▸ **Your instructions**: If a line in the entries below holds the string "value", copy it.

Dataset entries
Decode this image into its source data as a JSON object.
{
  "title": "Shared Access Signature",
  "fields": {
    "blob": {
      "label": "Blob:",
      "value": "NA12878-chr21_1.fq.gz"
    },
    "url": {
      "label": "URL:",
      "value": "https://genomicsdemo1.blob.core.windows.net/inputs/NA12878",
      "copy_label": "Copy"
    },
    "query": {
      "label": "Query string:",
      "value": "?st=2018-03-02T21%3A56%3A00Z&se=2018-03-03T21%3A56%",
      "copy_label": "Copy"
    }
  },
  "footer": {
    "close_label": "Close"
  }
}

▸ **Reply**:
      "value": "NA12878-chr21_1.fq.gz"
      "value": "https://genomicsdemo1.blob.core.windows.net/inputs/NA12878",
      "value": "?st=2018-03-02T21%3A56%3A00Z&se=2018-03-03T21%3A56%",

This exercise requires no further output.